Since that time, Rob and I have been with this sweet child several times, and we all celebrated last Christmas together. We eagerly await photos and videos of all his milestones. By last month, I felt the courage to journey to Vermont alone to be with Erin, Dave, and baby Jake.

I went on this recent trip with a new lens. On my way to Vermont, I was thinking about last year and how nervous I was. I no longer have this fear. Last year I tried to buy Jake a baby gift several times, but I could never bring myself to even drive to the mall.This time, though, I smiled proudly because with me now in my suitcase were baby clothes I had purchased alone the prior week. These were small but meaningful milestones in my life.

My time in Vermont again took me outside of myself in a wonderful way. I felt comfortable in their home and simply wanted to be part of their week. I loved being with this family. The highlight of my visit was pure bliss when Jake took his first few steps. Erin caught it at first and I did not, but when all four of us were in Jake’s room, he took one step and then two more. What a gift for me to watch. I later captured it on video realizing these are memories I will want to watch again and again. When I gave Erin and Dave my gift, they both high-fived me realizing that I reached this milestone. I was thrilled that two more souls understood me and the difficult journey I’m on.

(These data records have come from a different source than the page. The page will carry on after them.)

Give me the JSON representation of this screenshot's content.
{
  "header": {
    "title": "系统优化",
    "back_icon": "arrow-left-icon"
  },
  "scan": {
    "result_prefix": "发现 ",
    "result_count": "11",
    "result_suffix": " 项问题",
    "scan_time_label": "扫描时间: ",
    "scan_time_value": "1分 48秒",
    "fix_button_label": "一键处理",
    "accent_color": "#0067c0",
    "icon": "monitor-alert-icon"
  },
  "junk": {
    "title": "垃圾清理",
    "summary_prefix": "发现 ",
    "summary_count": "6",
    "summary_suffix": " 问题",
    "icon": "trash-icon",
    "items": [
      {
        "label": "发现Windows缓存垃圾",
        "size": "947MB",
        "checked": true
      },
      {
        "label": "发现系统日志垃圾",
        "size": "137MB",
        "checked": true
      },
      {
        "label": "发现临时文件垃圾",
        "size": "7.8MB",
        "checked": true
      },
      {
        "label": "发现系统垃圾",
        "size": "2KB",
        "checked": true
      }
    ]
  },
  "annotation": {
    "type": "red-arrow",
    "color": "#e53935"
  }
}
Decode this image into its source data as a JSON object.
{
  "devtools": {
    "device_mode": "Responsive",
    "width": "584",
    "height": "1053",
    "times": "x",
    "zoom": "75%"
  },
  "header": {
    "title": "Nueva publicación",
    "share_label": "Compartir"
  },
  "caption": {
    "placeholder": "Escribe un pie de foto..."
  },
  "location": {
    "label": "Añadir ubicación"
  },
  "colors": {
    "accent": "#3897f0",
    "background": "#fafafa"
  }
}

What I learned is that I have the capacity to care for a child that is not my own, which demonstrates to me how much my identity has changed and how far I have come. What brought me here is baby Jake, his parents, their compassion and understanding of my connection to them. I know where this child fits in my life, and when he is old enough, he will read these words and understand just how important he is to me.